Just take that step by step.
The output of find is a list of filenames, like
./afile ./bfile ... ./adir/zfile and so on.
The first xargs gives those filenames to one or more grep -l
grep -l WARNING ./afile ./bfile ... ... grep -l WARNING ./adir/zfile ...
The standard output of all those greps is a (shortened) list of filenames that match. That's piped to another xargs-it runs pr commands with the filenames that grep found.
UNIX is weird and wonderful!
Sometimes you don't want xargs to run its command with as many arguments as it can fit on the command line. The -n option sets the maximum number of arguments xargs will give to each command. Another handy option, -p, prompts you before running each command.
Here's a directory full of files with errors (whose names end with .bad) and corrected versions (named .fixed). I use ls to give the list of files to xargs; it reads two filenames at once, then asks whether I want to run diff -c to compare those two files. It keeps prompting me and running diff -c until it runs out of file pairs:

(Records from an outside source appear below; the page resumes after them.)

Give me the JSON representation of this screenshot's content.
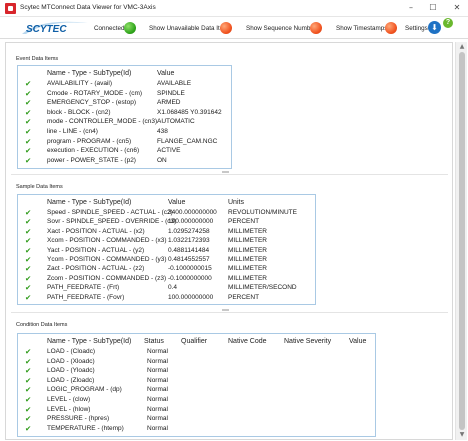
{
  "window": {
    "title": "Scytec MTConnect Data Viewer for VMC-3Axis",
    "minimize_glyph": "–",
    "maximize_glyph": "☐",
    "close_glyph": "✕",
    "app_icon": "app-icon"
  },
  "toolbar": {
    "logo_text": "SCYTEC",
    "connected_label": "Connected",
    "connected_status_color": "#2ea31a",
    "show_unavailable_label": "Show Unavailable Data Items",
    "show_sequence_label": "Show Sequence Numbers",
    "show_timestamps_label": "Show Timestamps",
    "toggle_off_color": "#f0511e",
    "settings_label": "Settings",
    "settings_glyph": "⬇",
    "help_glyph": "?"
  },
  "event_section": {
    "title": "Event Data Items",
    "headers": [
      "Name - Type - SubType(Id)",
      "Value"
    ],
    "rows": [
      [
        "AVAILABILITY - (avail)",
        "AVAILABLE"
      ],
      [
        "Cmode - ROTARY_MODE - (cm)",
        "SPINDLE"
      ],
      [
        "EMERGENCY_STOP - (estop)",
        "ARMED"
      ],
      [
        "block - BLOCK - (cn2)",
        "X1.068485 Y0.391642"
      ],
      [
        "mode - CONTROLLER_MODE - (cn3)",
        "AUTOMATIC"
      ],
      [
        "line - LINE - (cn4)",
        "438"
      ],
      [
        "program - PROGRAM - (cn5)",
        "FLANGE_CAM.NGC"
      ],
      [
        "execution - EXECUTION - (cn6)",
        "ACTIVE"
      ],
      [
        "power - POWER_STATE - (p2)",
        "ON"
      ]
    ]
  },
  "sample_section": {
    "title": "Sample Data Items",
    "headers": [
      "Name - Type - SubType(Id)",
      "Value",
      "Units"
    ],
    "rows": [
      [
        "Speed - SPINDLE_SPEED - ACTUAL - (c2)",
        "3400.000000000",
        "REVOLUTION/MINUTE"
      ],
      [
        "Sovr - SPINDLE_SPEED - OVERRIDE - (c3)",
        "100.000000000",
        "PERCENT"
      ],
      [
        "Xact - POSITION - ACTUAL - (x2)",
        "1.0295274258",
        "MILLIMETER"
      ],
      [
        "Xcom - POSITION - COMMANDED - (x3)",
        "1.0322172393",
        "MILLIMETER"
      ],
      [
        "Yact - POSITION - ACTUAL - (y2)",
        "0.4881141484",
        "MILLIMETER"
      ],
      [
        "Ycom - POSITION - COMMANDED - (y3)",
        "0.4814552557",
        "MILLIMETER"
      ],
      [
        "Zact - POSITION - ACTUAL - (z2)",
        "-0.1000000015",
        "MILLIMETER"
      ],
      [
        "Zcom - POSITION - COMMANDED - (z3)",
        "-0.1000000000",
        "MILLIMETER"
      ],
      [
        "PATH_FEEDRATE - (Frt)",
        "0.4",
        "MILLIMETER/SECOND"
      ],
      [
        "PATH_FEEDRATE - (Fovr)",
        "100.000000000",
        "PERCENT"
      ]
    ]
  },
  "condition_section": {
    "title": "Condition Data Items",
    "headers": [
      "Name - Type - SubType(Id)",
      "Status",
      "Qualifier",
      "Native Code",
      "Native Severity",
      "Value"
    ],
    "rows": [
      [
        "LOAD - (Cloadc)",
        "Normal"
      ],
      [
        "LOAD - (Xloadc)",
        "Normal"
      ],
      [
        "LOAD - (Yloadc)",
        "Normal"
      ],
      [
        "LOAD - (Zloadc)",
        "Normal"
      ],
      [
        "LOGIC_PROGRAM - (dp)",
        "Normal"
      ],
      [
        "LEVEL - (clow)",
        "Normal"
      ],
      [
        "LEVEL - (hlow)",
        "Normal"
      ],
      [
        "PRESSURE - (hpres)",
        "Normal"
      ],
      [
        "TEMPERATURE - (htemp)",
        "Normal"
      ]
    ]
  },
  "check_glyph": "✔",
  "scroll": {
    "up_glyph": "▲",
    "down_glyph": "▼"
  }
}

lschap1.bad chap1.fixed chap2.bad chap2.fixed ... chap9.bad chap9.fixed %
ls | xargs -p -n2 diff -cdiff -c chap1.bad chap1.fixed ?...
y...Output of diff command for chap1... diff -c chap2.bad chap2.fixed ?...
ndiff -c chap3.bad chap3.fixed ?...
y...Output of diff command for chap3... ...
As the next article (9.22) explains, xargs can have trouble if an argument has white space inside a word. Luckily, the GNU xargs (read about it there) solves the problem.